▼

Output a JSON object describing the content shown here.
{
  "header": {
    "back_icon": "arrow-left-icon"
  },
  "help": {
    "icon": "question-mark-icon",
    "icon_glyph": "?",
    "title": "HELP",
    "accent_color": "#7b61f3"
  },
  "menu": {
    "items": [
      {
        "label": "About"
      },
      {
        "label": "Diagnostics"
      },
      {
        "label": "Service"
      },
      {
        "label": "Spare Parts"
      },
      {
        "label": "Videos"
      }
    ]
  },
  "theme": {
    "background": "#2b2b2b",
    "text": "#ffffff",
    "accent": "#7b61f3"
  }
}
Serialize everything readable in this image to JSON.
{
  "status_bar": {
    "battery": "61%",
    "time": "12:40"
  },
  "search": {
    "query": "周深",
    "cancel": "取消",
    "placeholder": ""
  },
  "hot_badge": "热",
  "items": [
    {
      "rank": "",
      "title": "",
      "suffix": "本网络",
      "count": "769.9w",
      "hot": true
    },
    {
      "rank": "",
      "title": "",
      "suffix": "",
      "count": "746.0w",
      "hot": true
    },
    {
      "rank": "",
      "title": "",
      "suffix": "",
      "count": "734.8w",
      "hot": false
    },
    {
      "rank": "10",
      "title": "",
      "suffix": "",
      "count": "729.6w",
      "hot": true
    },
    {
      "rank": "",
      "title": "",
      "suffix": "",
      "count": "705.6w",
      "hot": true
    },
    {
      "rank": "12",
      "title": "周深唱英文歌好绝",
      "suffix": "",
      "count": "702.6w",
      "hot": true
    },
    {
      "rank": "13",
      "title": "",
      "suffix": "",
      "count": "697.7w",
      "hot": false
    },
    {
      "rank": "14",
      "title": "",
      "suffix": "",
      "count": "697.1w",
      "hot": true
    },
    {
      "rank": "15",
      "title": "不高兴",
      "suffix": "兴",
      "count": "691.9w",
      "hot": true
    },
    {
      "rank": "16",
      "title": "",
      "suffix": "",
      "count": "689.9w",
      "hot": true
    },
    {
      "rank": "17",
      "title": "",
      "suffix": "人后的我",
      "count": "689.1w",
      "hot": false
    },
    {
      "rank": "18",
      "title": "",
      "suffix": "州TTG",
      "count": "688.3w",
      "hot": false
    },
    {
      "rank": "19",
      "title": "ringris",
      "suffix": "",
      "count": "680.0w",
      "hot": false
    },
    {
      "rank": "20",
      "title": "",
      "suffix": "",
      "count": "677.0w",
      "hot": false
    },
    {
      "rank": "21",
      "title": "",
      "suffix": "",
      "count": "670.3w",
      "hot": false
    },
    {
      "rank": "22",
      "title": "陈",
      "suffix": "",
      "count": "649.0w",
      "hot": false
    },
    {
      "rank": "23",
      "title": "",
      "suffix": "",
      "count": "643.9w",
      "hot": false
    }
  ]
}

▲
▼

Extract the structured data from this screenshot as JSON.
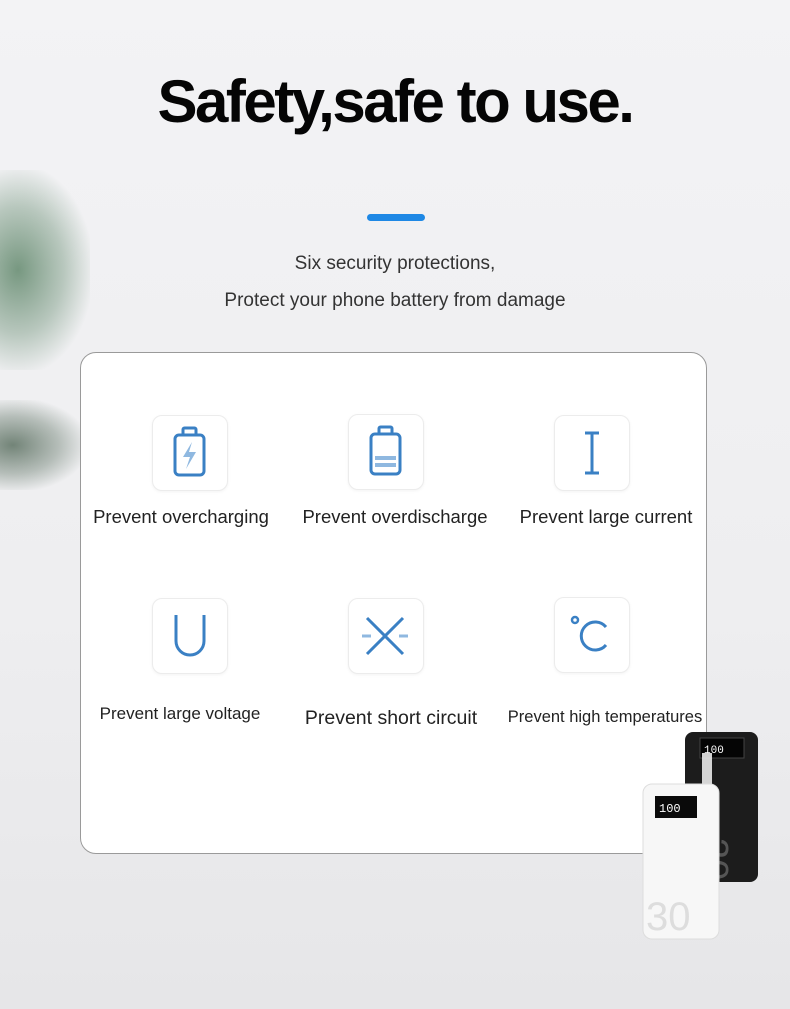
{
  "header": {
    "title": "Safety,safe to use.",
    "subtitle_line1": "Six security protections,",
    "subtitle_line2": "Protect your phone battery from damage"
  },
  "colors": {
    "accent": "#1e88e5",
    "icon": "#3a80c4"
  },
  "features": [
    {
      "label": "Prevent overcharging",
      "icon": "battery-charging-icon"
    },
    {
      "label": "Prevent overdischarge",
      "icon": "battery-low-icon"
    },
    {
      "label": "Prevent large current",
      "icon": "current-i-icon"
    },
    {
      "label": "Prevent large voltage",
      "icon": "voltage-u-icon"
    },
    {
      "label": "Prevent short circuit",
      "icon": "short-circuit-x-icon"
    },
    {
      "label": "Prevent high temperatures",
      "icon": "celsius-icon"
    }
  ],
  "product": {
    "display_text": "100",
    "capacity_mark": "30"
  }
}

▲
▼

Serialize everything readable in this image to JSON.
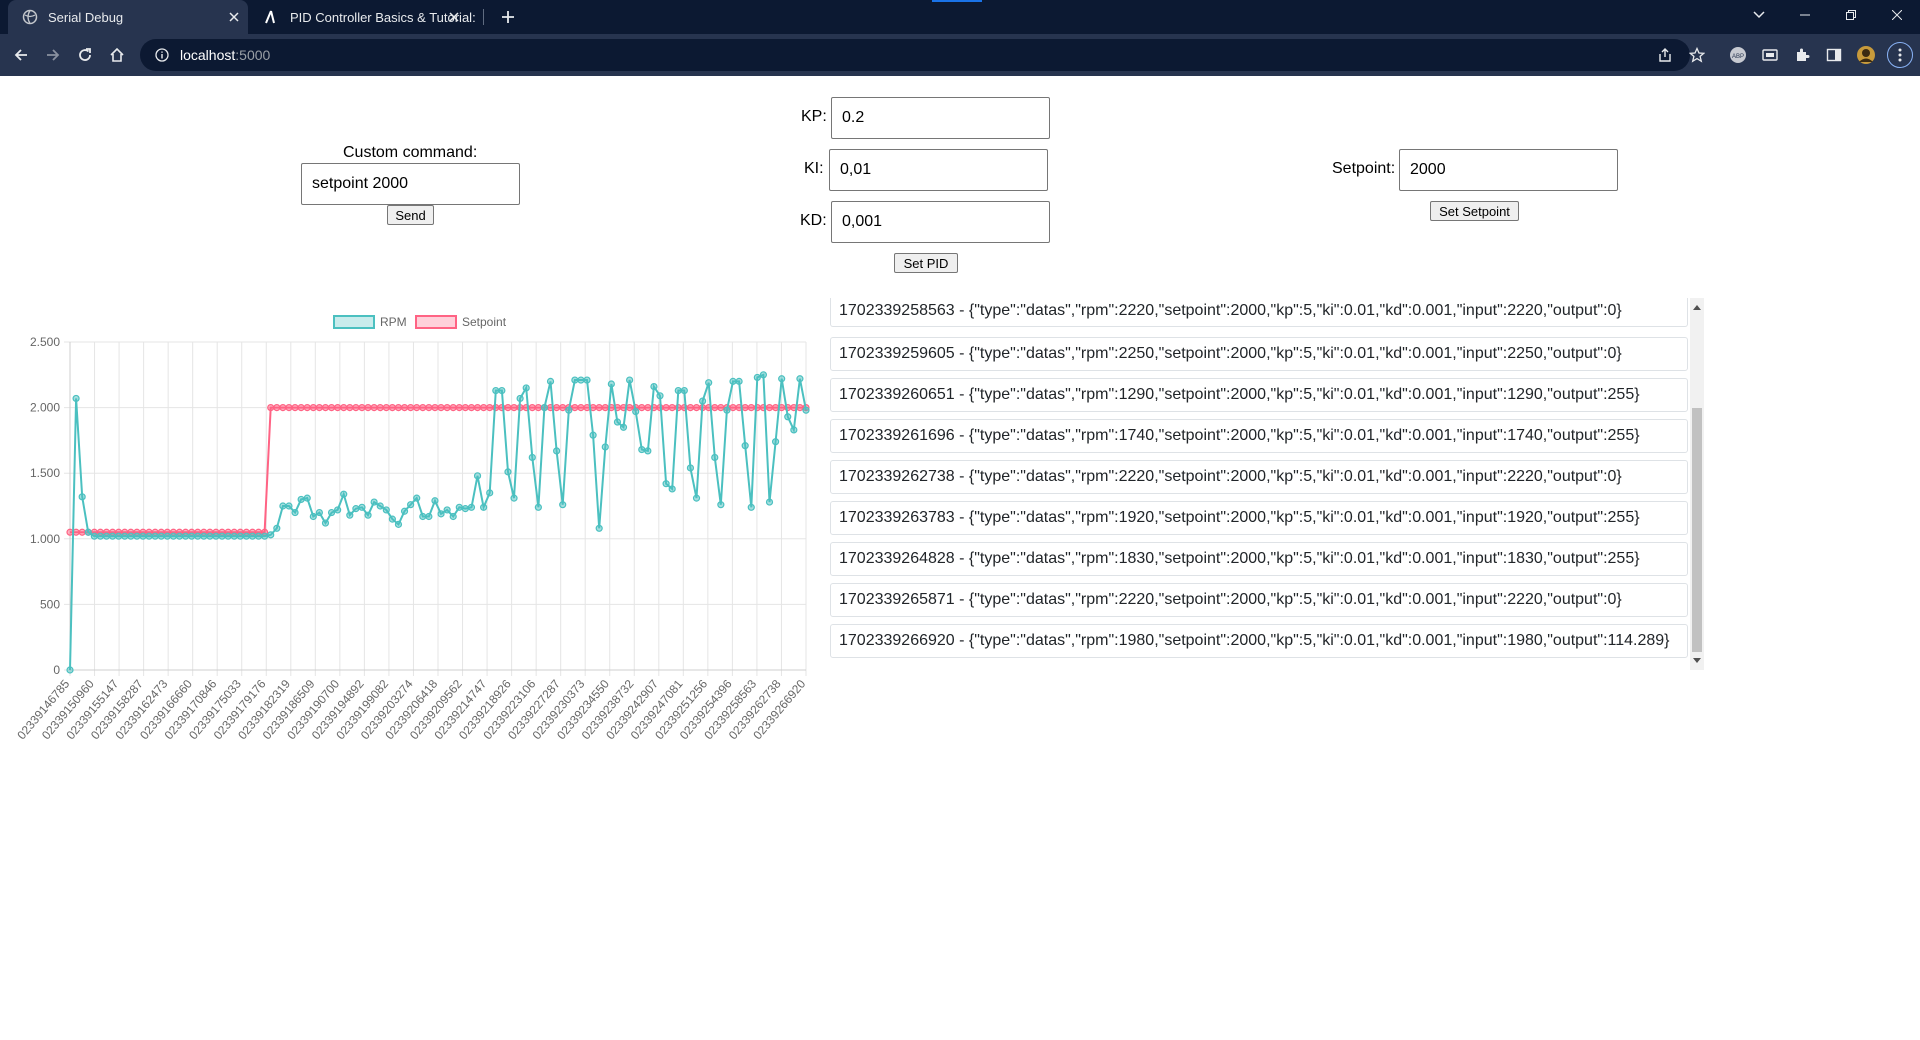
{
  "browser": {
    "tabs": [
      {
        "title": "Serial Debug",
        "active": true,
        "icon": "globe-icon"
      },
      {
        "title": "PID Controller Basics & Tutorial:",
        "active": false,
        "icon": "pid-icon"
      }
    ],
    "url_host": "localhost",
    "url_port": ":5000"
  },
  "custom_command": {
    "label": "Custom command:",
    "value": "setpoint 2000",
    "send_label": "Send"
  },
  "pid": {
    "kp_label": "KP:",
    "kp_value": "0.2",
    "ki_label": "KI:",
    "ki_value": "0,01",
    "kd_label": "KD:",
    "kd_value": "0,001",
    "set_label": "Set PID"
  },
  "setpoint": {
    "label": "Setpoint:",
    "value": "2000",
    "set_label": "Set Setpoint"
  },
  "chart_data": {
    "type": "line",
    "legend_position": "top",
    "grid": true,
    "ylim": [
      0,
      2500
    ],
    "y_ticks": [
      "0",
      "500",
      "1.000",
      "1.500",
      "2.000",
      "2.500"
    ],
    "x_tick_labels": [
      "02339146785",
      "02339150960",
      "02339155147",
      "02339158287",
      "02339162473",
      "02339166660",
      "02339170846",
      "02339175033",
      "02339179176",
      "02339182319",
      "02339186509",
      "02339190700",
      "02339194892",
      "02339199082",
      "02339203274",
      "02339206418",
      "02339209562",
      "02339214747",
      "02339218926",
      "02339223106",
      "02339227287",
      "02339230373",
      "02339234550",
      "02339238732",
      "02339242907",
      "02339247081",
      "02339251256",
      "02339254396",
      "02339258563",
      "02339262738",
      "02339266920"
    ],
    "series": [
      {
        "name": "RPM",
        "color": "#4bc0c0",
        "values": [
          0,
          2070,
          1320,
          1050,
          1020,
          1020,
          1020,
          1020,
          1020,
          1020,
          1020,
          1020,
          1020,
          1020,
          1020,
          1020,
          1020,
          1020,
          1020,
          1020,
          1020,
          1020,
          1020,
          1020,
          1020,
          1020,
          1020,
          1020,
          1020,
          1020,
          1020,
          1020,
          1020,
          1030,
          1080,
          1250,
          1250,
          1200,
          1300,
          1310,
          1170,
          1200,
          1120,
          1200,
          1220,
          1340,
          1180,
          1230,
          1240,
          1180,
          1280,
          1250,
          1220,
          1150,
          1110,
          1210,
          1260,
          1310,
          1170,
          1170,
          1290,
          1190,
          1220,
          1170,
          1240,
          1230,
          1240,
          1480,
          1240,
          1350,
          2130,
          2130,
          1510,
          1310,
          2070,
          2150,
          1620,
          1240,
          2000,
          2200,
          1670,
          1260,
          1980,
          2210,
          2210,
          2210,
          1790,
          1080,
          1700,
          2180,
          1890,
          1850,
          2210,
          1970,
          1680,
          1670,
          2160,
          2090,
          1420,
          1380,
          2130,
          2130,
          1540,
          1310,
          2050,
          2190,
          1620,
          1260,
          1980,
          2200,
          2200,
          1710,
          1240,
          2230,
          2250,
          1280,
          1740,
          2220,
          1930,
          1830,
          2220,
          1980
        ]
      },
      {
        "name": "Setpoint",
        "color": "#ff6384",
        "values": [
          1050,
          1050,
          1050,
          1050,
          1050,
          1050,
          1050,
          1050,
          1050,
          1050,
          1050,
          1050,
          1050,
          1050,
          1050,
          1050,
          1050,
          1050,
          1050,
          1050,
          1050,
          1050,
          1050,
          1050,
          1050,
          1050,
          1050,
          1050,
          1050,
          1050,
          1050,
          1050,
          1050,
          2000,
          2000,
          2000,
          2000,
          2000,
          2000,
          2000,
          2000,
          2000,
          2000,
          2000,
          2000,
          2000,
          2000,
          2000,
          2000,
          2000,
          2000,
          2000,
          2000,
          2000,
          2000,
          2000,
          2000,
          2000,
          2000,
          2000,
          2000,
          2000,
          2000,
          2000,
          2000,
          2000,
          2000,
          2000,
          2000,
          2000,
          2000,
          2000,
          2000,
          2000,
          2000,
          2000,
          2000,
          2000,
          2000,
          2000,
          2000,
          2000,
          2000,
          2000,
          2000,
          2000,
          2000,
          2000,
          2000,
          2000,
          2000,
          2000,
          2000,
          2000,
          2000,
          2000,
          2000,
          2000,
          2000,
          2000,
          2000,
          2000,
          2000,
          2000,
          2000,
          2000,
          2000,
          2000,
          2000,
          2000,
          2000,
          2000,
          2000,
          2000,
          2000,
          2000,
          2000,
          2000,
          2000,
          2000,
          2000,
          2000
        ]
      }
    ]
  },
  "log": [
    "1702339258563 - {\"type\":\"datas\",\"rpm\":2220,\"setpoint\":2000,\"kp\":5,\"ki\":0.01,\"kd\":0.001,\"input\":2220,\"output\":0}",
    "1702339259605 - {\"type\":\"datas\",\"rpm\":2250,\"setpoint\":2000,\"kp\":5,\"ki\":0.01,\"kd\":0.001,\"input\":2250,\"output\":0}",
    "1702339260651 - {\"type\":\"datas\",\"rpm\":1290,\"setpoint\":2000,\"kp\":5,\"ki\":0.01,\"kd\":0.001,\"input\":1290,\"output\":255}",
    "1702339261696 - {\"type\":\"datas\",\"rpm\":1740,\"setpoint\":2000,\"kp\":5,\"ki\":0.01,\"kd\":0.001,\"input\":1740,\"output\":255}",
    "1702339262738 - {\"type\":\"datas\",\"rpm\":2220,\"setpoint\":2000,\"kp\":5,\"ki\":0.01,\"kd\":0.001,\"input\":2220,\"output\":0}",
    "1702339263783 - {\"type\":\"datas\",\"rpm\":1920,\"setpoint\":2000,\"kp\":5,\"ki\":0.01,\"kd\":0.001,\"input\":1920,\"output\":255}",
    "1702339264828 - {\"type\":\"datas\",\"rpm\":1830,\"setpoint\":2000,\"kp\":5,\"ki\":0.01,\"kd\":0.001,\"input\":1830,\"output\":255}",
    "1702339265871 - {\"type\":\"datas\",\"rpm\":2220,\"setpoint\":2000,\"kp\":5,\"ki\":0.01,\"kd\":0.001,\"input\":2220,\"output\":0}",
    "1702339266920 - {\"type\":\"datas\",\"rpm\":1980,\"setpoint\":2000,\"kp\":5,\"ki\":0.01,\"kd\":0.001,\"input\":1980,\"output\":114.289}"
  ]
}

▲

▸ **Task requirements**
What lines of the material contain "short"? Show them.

▸ **Result for this exercise**
      "label": "Prevent short circuit",
      "icon": "short-circuit-x-icon"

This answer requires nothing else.